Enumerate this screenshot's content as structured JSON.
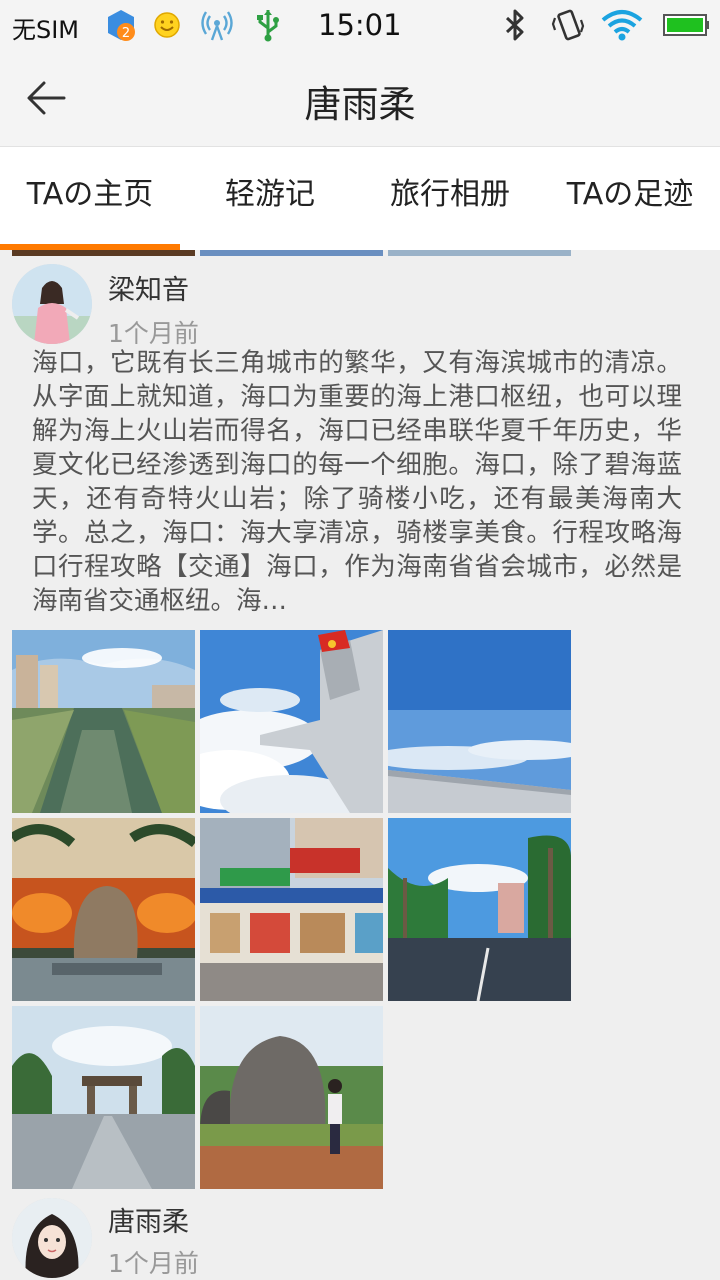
{
  "status_bar": {
    "carrier": "无SIM",
    "notification_count": "2",
    "time": "15:01",
    "icons": [
      "app-notification-icon",
      "smiley-icon",
      "signal-antenna-icon",
      "usb-icon",
      "bluetooth-icon",
      "vibrate-icon",
      "wifi-icon",
      "battery-icon"
    ]
  },
  "header": {
    "back_icon": "back-arrow-icon",
    "title": "唐雨柔"
  },
  "tabs": [
    {
      "label": "TAの主页",
      "active": true
    },
    {
      "label": "轻游记",
      "active": false
    },
    {
      "label": "旅行相册",
      "active": false
    },
    {
      "label": "TAの足迹",
      "active": false
    }
  ],
  "accent_color": "#ff7a00",
  "posts": [
    {
      "author": "梁知音",
      "time": "1个月前",
      "text": "海口，它既有长三角城市的繁华，又有海滨城市的清凉。从字面上就知道，海口为重要的海上港口枢纽，也可以理解为海上火山岩而得名，海口已经串联华夏千年历史，华夏文化已经渗透到海口的每一个细胞。海口，除了碧海蓝天，还有奇特火山岩；除了骑楼小吃，还有最美海南大学。总之，海口：海大享清凉，骑楼享美食。行程攻略海口行程攻略【交通】海口，作为海南省省会城市，必然是海南省交通枢纽。海…",
      "photos": [
        "canal-photo",
        "airplane-wing-photo",
        "sky-from-plane-photo",
        "stone-monument-night-photo",
        "street-market-photo",
        "palm-road-photo",
        "campus-gate-photo",
        "stone-with-person-photo"
      ]
    },
    {
      "author": "唐雨柔",
      "time": "1个月前"
    }
  ]
}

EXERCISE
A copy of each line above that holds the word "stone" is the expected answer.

REPLY TO THE EXERCISE
        "stone-monument-night-photo",
        "stone-with-person-photo"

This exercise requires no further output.